Julius Caesar
Antony and Cleopatra
Hamlet
King Lear
• He wrote at least 37 plays based on ancient works.
9
New Ideas in Science
• (1500s) Nicolaus Copernicus presented mathematical
calculations to prove the Earth revolved around the sun
and was not the center of the universe.
• (1600s) Galileo proved Copernicus’s theory with the
invention of his telescope.
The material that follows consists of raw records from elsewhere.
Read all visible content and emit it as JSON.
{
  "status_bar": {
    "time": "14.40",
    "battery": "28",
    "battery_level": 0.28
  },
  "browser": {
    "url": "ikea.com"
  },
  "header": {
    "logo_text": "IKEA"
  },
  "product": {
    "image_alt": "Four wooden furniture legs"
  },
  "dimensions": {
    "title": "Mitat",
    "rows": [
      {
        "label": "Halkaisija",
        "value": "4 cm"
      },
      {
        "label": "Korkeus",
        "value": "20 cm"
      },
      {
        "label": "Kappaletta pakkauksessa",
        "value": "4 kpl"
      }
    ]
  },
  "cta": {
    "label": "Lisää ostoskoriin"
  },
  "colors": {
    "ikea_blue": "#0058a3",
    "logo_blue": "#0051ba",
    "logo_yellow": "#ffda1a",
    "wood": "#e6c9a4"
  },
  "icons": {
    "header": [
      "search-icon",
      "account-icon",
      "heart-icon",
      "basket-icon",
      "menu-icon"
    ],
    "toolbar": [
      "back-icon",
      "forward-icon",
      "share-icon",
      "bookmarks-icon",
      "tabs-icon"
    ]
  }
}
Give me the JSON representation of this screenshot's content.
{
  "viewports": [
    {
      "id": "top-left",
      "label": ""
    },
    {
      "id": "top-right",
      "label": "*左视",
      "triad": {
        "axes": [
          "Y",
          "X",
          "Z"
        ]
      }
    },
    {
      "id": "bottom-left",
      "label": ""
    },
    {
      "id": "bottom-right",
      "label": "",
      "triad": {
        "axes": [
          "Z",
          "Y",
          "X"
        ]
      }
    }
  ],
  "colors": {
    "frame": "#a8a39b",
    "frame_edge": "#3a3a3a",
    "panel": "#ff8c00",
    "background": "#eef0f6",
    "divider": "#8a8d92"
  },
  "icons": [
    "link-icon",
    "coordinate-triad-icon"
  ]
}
It showed the Earth did
move around the sun.
• (1600s) Isaac Newton formed the theory of gravity,
and explained how the planets circle the sun.
• Newton followed a scientific method that required
ideas to be tested through observing and
experimenting.
10
11
Renaissance Architecture
• Renaissance architects drew ideas from
ancient Greece and Rome. (columns, arch,
dome)
• Medieval churches were built in the shape of a
cross.
• Architects designed buildings in a circular
shape.
• In the ancient world, the circle (a simple, clean
figure) represented the perfect shape.
12
Bell Tower of Pisa
• A freestanding bell tower, of
the cathedral of the Italian
city of Pisa.
• Construction began in 1173
and continued until 1372 (177
yrs.) when the 7th floor and
bell tower (8th floor) were
completed.
• The tower began to sink after
the 3rd floor was added due to
an unstable foundation.
13